● Work required
State the number of lines in these records holding "khai". Say nothing more.

● Entries shown
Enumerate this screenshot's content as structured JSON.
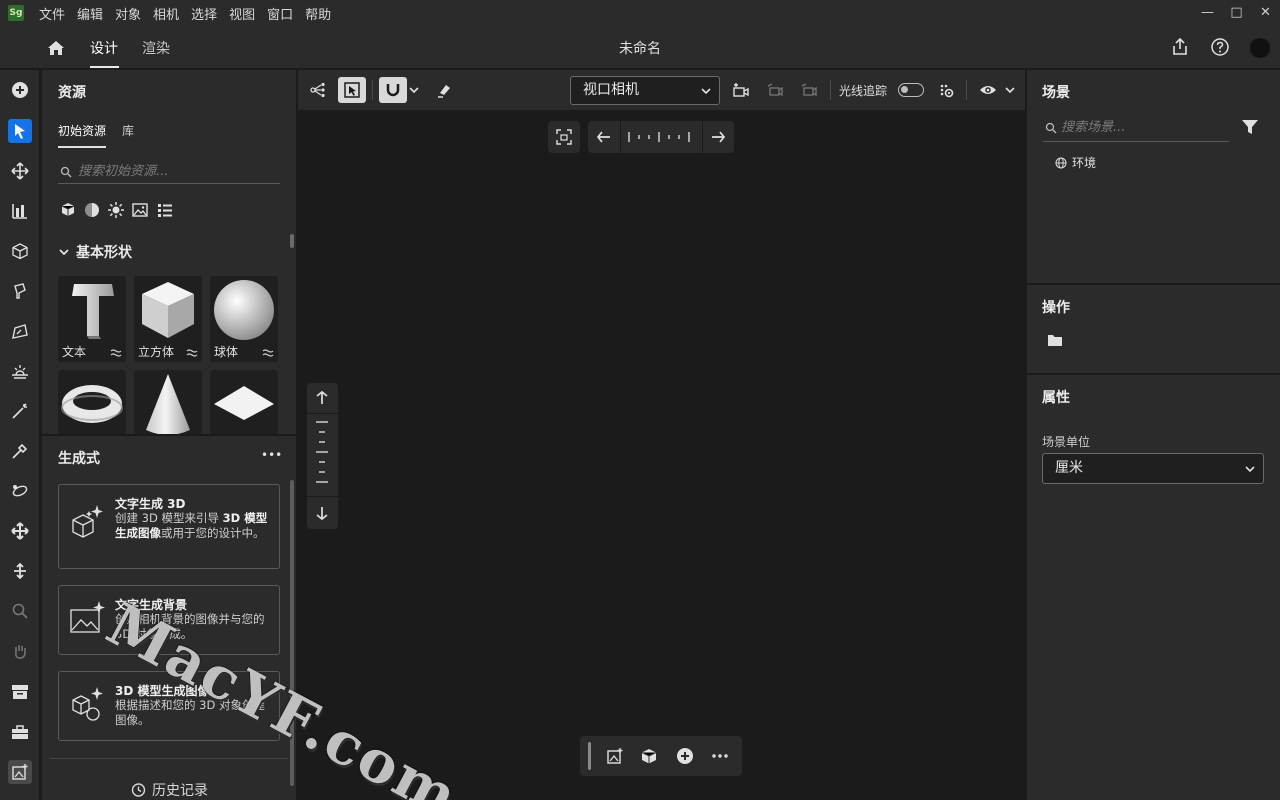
{
  "app": {
    "logo": "Sg"
  },
  "menu": [
    "文件",
    "编辑",
    "对象",
    "相机",
    "选择",
    "视图",
    "窗口",
    "帮助"
  ],
  "window_controls": {
    "minimize": "—",
    "maximize": "□",
    "close": "✕"
  },
  "header": {
    "tabs": [
      {
        "label": "设计",
        "active": true
      },
      {
        "label": "渲染",
        "active": false
      }
    ],
    "doc_title": "未命名"
  },
  "left_tools": [
    "add-icon",
    "select-icon",
    "move-icon",
    "align-icon",
    "cube-icon",
    "paint-bucket-icon",
    "draw-icon",
    "horizon-icon",
    "magic-wand-icon",
    "eyedropper-icon",
    "orbit-icon",
    "pan-icon",
    "dolly-icon",
    "zoom-icon",
    "hand-icon",
    "archive-icon",
    "toolbox-icon",
    "image-add-icon"
  ],
  "assets": {
    "title": "资源",
    "subtabs": [
      "初始资源",
      "库"
    ],
    "search_placeholder": "搜索初始资源...",
    "section_title": "基本形状",
    "shapes": [
      {
        "label": "文本"
      },
      {
        "label": "立方体"
      },
      {
        "label": "球体"
      },
      {
        "label": ""
      },
      {
        "label": ""
      },
      {
        "label": ""
      }
    ]
  },
  "generative": {
    "title": "生成式",
    "more": "•••",
    "cards": [
      {
        "title": "文字生成 3D",
        "desc_pre": "创建 3D 模型来引导 ",
        "desc_bold": "3D 模型生成图像",
        "desc_post": "或用于您的设计中。"
      },
      {
        "title": "文字生成背景",
        "desc_pre": "创建相机背景的图像并与您的 3D 对象合成。",
        "desc_bold": "",
        "desc_post": ""
      },
      {
        "title": "3D 模型生成图像",
        "desc_pre": "根据描述和您的 3D 对象创建图像。",
        "desc_bold": "",
        "desc_post": ""
      }
    ],
    "history": "历史记录"
  },
  "viewport": {
    "camera": "视口相机",
    "raytrace": "光线追踪",
    "raytrace_on": false
  },
  "scene": {
    "title": "场景",
    "search_placeholder": "搜索场景...",
    "items": [
      "环境"
    ]
  },
  "actions": {
    "title": "操作"
  },
  "properties": {
    "title": "属性",
    "unit_label": "场景单位",
    "unit_value": "厘米"
  },
  "watermark": {
    "text": "MacYF.com"
  },
  "colors": {
    "accent": "#1473e6",
    "panel": "#2b2b2b",
    "canvas": "#1b1b1b"
  }
}
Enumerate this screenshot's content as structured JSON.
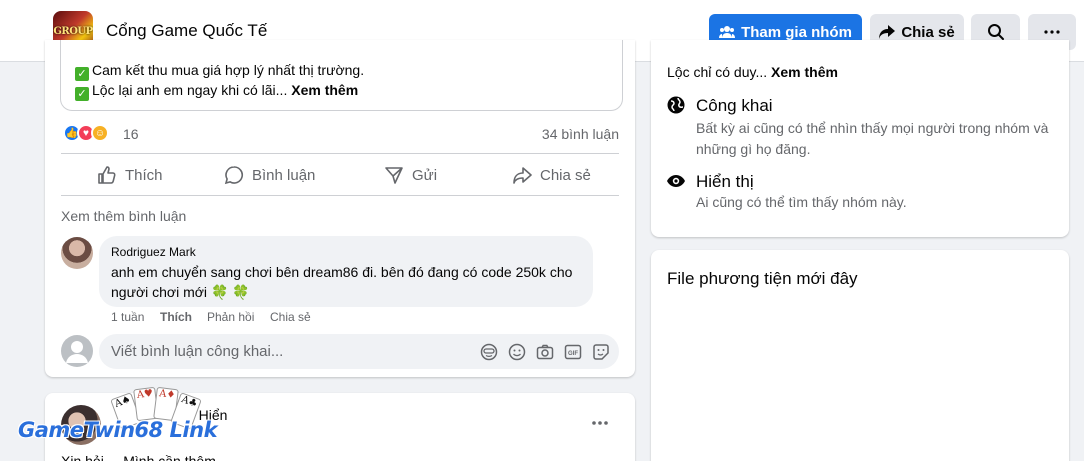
{
  "header": {
    "logo_text": "GROUP",
    "title": "Cổng Game Quốc Tế",
    "join_label": "Tham gia nhóm",
    "share_label": "Chia sẻ"
  },
  "post1": {
    "quoted_lines": [
      "Cam kết thu mua giá hợp lý nhất thị trường.",
      "Lộc lại anh em ngay khi có lãi..."
    ],
    "see_more": "Xem thêm",
    "reaction_count": "16",
    "comment_count": "34 bình luận",
    "actions": {
      "like": "Thích",
      "comment": "Bình luận",
      "send": "Gửi",
      "share": "Chia sẻ"
    },
    "more_comments": "Xem thêm bình luận",
    "comment": {
      "author": "Rodriguez Mark",
      "text": "anh em chuyển sang chơi bên dream86 đi. bên đó đang có code 250k cho người chơi mới",
      "emoji": "🍀 🍀",
      "time": "1 tuần",
      "like": "Thích",
      "reply": "Phản hồi",
      "share": "Chia sẻ"
    },
    "input_placeholder": "Viết bình luận công khai..."
  },
  "post2": {
    "author_visible": "ọc Hiển",
    "snippet": "Xin hỏi ... Mình cần thêm ..."
  },
  "watermark": {
    "text": "GameTwin68 Link",
    "card_suits": [
      "A♠",
      "A♥",
      "A♦",
      "A♣"
    ]
  },
  "about": {
    "desc_snippet": "Lộc chỉ có duy...",
    "see_more": "Xem thêm",
    "public_title": "Công khai",
    "public_desc": "Bất kỳ ai cũng có thể nhìn thấy mọi người trong nhóm và những gì họ đăng.",
    "visible_title": "Hiển thị",
    "visible_desc": "Ai cũng có thể tìm thấy nhóm này."
  },
  "media": {
    "title": "File phương tiện mới đây"
  },
  "colors": {
    "primary": "#1b74e4",
    "secondary_bg": "#e4e6eb",
    "page_bg": "#f0f2f5",
    "muted_text": "#65676b"
  }
}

● Solution for this problem
2